▸ ACTIVITY
An exact copy of every entry is needed, without any of the pictures.
··· DATA SHOWN
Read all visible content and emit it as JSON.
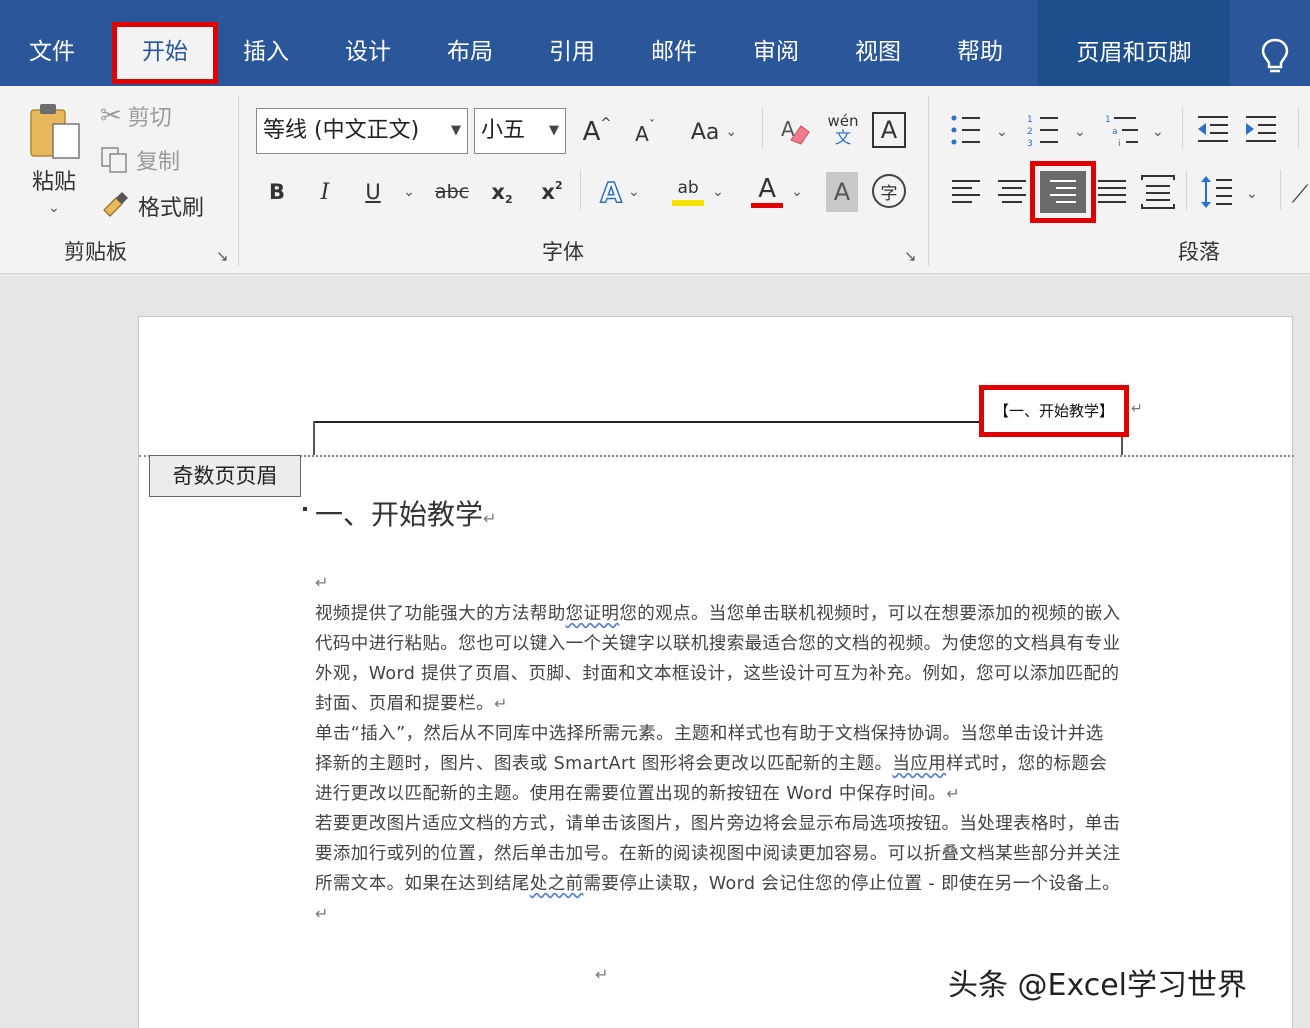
{
  "tabs": {
    "file": "文件",
    "home": "开始",
    "insert": "插入",
    "design": "设计",
    "layout": "布局",
    "references": "引用",
    "mailings": "邮件",
    "review": "审阅",
    "view": "视图",
    "help": "帮助",
    "header_footer": "页眉和页脚"
  },
  "clipboard": {
    "paste": "粘贴",
    "cut": "剪切",
    "copy": "复制",
    "format_painter": "格式刷",
    "label": "剪贴板"
  },
  "font": {
    "name": "等线 (中文正文)",
    "size": "小五",
    "grow": "A",
    "shrink": "A",
    "case": "Aa",
    "phonetic_top": "wén",
    "phonetic_bottom": "文",
    "border_char": "A",
    "bold": "B",
    "italic": "I",
    "underline": "U",
    "strike": "abc",
    "subscript": "x",
    "subscript_mark": "2",
    "superscript": "x",
    "superscript_mark": "2",
    "effects": "A",
    "highlight": "ab",
    "color": "A",
    "shading": "A",
    "enclose": "字",
    "label": "字体"
  },
  "paragraph": {
    "label": "段落"
  },
  "document": {
    "header_text": "【一、开始教学】",
    "header_tag": "奇数页页眉",
    "heading": "一、开始教学",
    "para1_a": "视频提供了功能强大的方法帮助",
    "para1_sq": "您证明",
    "para1_b": "您的观点。当您单击联机视频时，可以在想要添加的视频的嵌入代码中进行粘贴。您也可以键入一个关键字以联机搜索最适合您的文档的视频。为使您的文档具有专业外观，Word 提供了页眉、页脚、封面和文本框设计，这些设计可互为补充。例如，您可以添加匹配的封面、页眉和提要栏。",
    "para2_a": "单击“插入”，然后从不同库中选择所需元素。主题和样式也有助于文档保持协调。当您单击设计并选择新的主题时，图片、图表或 SmartArt 图形将会更改以匹配新的主题。",
    "para2_sq": "当应用",
    "para2_b": "样式时，您的标题会进行更改以匹配新的主题。使用在需要位置出现的新按钮在 Word 中保存时间。",
    "para3_a": "若要更改图片适应文档的方式，请单击该图片，图片旁边将会显示布局选项按钮。当处理表格时，单击要添加行或列的位置，然后单击加号。在新的阅读视图中阅读更加容易。可以折叠文档某些部分并关注所需文本。如果在达到结尾",
    "para3_sq": "处之前",
    "para3_b": "需要停止读取，Word 会记住您的停止位置 - 即使在另一个设备上。",
    "para_mark": "↵"
  },
  "watermark": "头条 @Excel学习世界",
  "colors": {
    "tab_bar": "#2b579a",
    "highlight_box": "#e00000",
    "ribbon_bg": "#f3f3f3"
  }
}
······
▸ REPLY TO THE TASK
Read all visible content and emit it as JSON.
{
  "tabs": {
    "file": "文件",
    "home": "开始",
    "insert": "插入",
    "design": "设计",
    "layout": "布局",
    "references": "引用",
    "mailings": "邮件",
    "review": "审阅",
    "view": "视图",
    "help": "帮助",
    "header_footer": "页眉和页脚"
  },
  "clipboard": {
    "paste": "粘贴",
    "cut": "剪切",
    "copy": "复制",
    "format_painter": "格式刷",
    "label": "剪贴板"
  },
  "font": {
    "name": "等线 (中文正文)",
    "size": "小五",
    "grow": "A",
    "shrink": "A",
    "case": "Aa",
    "phonetic_top": "wén",
    "phonetic_bottom": "文",
    "border_char": "A",
    "bold": "B",
    "italic": "I",
    "underline": "U",
    "strike": "abc",
    "subscript": "x",
    "subscript_mark": "2",
    "superscript": "x",
    "superscript_mark": "2",
    "effects": "A",
    "highlight": "ab",
    "color": "A",
    "shading": "A",
    "enclose": "字",
    "label": "字体"
  },
  "paragraph": {
    "label": "段落"
  },
  "document": {
    "header_text": "【一、开始教学】",
    "header_tag": "奇数页页眉",
    "heading": "一、开始教学",
    "para1_a": "视频提供了功能强大的方法帮助",
    "para1_sq": "您证明",
    "para1_b": "您的观点。当您单击联机视频时，可以在想要添加的视频的嵌入代码中进行粘贴。您也可以键入一个关键字以联机搜索最适合您的文档的视频。为使您的文档具有专业外观，Word 提供了页眉、页脚、封面和文本框设计，这些设计可互为补充。例如，您可以添加匹配的封面、页眉和提要栏。",
    "para2_a": "单击“插入”，然后从不同库中选择所需元素。主题和样式也有助于文档保持协调。当您单击设计并选择新的主题时，图片、图表或 SmartArt 图形将会更改以匹配新的主题。",
    "para2_sq": "当应用",
    "para2_b": "样式时，您的标题会进行更改以匹配新的主题。使用在需要位置出现的新按钮在 Word 中保存时间。",
    "para3_a": "若要更改图片适应文档的方式，请单击该图片，图片旁边将会显示布局选项按钮。当处理表格时，单击要添加行或列的位置，然后单击加号。在新的阅读视图中阅读更加容易。可以折叠文档某些部分并关注所需文本。如果在达到结尾",
    "para3_sq": "处之前",
    "para3_b": "需要停止读取，Word 会记住您的停止位置 - 即使在另一个设备上。",
    "para_mark": "↵"
  },
  "watermark": "头条 @Excel学习世界",
  "colors": {
    "tab_bar": "#2b579a",
    "highlight_box": "#e00000",
    "ribbon_bg": "#f3f3f3"
  }
}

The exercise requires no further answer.